The bladder pressure (reflective of intra-abdominal pressure and elevated in cases of abdominal compartment syndrome and intra-abdominal HTN) is normal. Ascitic fluid analysis reveals spontaneous bacterial peritonitis (SBP), a common triggering event for HRS-1. Oliguria, hyponatremia and low or normal blood pressure are all features of HRS-1. Therefore, we conclude that the most likely diagnosis in this case is HRS-1.
2. Diagnosis of acute kidney injury (AKI) according to ICA-AKI criteria,
3. No response after 2 consecutive days of diuretic withdrawal & plasma volume expansion with albumin 1 g/kg body weight
4. Absence of shock
5. No current or recent use of nephrotoxic drugs (i.e. NSAIDs, aminoglycosides, iodinated contrast media)
6. No macroscopic signs of structural kidney injury defined as: absence of proteinuria (>500 mg/day) & absence of hematuria (>50 RBCs per high power field),
7. NORMAL kidney ultrasound

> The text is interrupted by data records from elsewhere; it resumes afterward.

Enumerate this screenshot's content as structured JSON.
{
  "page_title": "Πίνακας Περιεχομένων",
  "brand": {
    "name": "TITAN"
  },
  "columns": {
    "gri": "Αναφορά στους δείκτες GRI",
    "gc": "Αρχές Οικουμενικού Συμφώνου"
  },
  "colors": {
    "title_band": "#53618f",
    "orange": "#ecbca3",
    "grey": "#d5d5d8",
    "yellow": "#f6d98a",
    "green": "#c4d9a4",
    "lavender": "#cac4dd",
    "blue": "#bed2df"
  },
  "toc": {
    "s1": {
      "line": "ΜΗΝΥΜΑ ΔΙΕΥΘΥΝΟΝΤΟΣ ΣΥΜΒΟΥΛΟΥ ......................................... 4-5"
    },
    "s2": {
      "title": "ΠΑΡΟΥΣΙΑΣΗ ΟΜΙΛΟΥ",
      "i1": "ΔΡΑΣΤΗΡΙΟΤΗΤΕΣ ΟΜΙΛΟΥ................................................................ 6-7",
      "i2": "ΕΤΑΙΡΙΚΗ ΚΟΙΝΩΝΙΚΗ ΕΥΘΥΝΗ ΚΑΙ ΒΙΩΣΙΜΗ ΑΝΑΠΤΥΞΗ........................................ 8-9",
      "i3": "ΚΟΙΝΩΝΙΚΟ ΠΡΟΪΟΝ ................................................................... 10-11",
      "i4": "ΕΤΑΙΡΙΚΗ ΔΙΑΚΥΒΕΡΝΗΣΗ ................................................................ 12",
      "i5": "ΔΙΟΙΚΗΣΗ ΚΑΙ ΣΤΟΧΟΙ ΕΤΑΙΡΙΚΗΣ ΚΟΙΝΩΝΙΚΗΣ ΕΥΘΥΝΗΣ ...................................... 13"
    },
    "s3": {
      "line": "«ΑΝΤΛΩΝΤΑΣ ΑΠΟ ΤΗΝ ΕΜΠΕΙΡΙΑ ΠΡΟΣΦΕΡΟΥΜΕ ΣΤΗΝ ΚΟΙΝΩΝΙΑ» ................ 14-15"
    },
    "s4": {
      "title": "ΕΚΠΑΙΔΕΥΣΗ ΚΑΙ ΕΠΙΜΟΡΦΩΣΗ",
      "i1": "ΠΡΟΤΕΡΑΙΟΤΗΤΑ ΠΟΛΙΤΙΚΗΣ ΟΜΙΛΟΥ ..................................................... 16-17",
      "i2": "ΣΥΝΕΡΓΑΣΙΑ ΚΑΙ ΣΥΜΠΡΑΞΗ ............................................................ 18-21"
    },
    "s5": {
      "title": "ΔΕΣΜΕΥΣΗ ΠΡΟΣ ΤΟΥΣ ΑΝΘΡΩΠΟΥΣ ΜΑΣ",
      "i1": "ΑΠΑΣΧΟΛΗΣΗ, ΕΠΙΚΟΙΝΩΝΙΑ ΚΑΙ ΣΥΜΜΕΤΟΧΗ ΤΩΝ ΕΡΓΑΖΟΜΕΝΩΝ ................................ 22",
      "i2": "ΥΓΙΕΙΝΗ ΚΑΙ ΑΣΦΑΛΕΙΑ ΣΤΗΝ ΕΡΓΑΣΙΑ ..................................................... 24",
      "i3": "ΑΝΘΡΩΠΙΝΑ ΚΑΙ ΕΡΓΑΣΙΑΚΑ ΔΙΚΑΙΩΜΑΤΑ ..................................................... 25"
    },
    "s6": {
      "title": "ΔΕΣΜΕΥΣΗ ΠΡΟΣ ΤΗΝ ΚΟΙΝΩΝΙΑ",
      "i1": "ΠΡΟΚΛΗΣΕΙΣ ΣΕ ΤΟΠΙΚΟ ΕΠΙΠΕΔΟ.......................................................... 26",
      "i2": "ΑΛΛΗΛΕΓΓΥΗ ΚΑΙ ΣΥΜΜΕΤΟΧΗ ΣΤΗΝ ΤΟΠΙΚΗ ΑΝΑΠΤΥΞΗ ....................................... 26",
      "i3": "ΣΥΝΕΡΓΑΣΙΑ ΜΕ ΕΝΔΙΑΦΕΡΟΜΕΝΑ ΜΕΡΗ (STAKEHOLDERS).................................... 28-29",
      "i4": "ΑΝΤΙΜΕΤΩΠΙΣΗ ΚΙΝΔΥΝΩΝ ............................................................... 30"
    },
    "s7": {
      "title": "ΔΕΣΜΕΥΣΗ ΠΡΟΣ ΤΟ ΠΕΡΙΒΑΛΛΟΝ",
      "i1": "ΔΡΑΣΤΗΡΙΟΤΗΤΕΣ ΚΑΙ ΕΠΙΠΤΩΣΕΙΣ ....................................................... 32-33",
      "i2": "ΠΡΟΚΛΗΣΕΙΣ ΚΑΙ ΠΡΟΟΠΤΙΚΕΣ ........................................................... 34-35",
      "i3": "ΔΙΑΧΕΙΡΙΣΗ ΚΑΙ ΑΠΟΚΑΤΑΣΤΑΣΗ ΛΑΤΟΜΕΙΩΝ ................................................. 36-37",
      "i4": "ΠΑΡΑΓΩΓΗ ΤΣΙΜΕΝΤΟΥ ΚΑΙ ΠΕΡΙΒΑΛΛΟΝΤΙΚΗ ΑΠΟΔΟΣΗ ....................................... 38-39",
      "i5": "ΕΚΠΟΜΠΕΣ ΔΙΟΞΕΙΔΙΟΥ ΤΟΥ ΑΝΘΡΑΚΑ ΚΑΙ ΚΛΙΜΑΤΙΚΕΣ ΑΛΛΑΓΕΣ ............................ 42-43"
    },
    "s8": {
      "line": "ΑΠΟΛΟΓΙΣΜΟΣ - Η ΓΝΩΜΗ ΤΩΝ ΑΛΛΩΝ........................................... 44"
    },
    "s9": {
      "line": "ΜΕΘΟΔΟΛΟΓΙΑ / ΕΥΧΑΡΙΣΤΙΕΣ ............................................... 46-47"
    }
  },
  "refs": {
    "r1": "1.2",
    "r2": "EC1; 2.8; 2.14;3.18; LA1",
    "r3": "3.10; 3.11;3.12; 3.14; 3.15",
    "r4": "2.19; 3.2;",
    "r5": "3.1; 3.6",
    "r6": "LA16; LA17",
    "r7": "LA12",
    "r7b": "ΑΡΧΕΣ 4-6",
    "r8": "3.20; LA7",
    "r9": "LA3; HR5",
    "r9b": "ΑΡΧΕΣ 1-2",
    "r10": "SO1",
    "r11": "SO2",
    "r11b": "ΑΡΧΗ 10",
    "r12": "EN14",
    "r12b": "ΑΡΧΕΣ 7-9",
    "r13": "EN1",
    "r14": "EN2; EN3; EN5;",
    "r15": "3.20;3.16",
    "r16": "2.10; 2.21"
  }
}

HRS, type 1 here given the acuity of creatinine increase, can be precipitated by spontaneous bacterial peritonitis (most common) or any infection, gastrointestinal bleeding, worsening liver failure, large volume paracentesis (LVP), and hepatic encephalopathy. Treatment in this case should focus on treating SBP with antibiotics and continuation of intravenous albumin. Vasoconstrictor therapy (midodrine/octreotide, norepinephrine, or terlipressin) can also considered to increase mean arterial by 10—15 mmHg above baseline. Check out the NephMadness Hepatorenal Region for more on HRS treatment!
Ultimately, the treatment for HRS is a liver transplant. If required, renal replacement therapy can be used – but should be used as bridge therapy until liver transplant can be performed. Below are the criteria for simultaneous liver-kidney transplant, implemented August 2017.
Take a look at these references for more:
1.Angeli P, Gines P, Wong F, Bernardi M, Boyer TD, Gerbes A, et al. Diagnosis and management of acute kidney injury in patients with cirrhosis: revised consensus recommendations of the International Club of Ascites. J Hepatol. 2015;62(4):968-74.
4.Runyon BA, Aasld. Introduction to the revised American Association for the Study of Liver Diseases Practice Guideline management of adult patients with ascites due to cirrhosis 2012. Hepatology. 2013;57(4):1651-3
5.Velez JC, Nietert PJ. Therapeutic response to vasoconstrictors in hepatorenal syndrome parallels increase in mean arterial pressure: a pooled analysis of clinical trials. Am J Kidney Dis. 2011;58(6):928-38..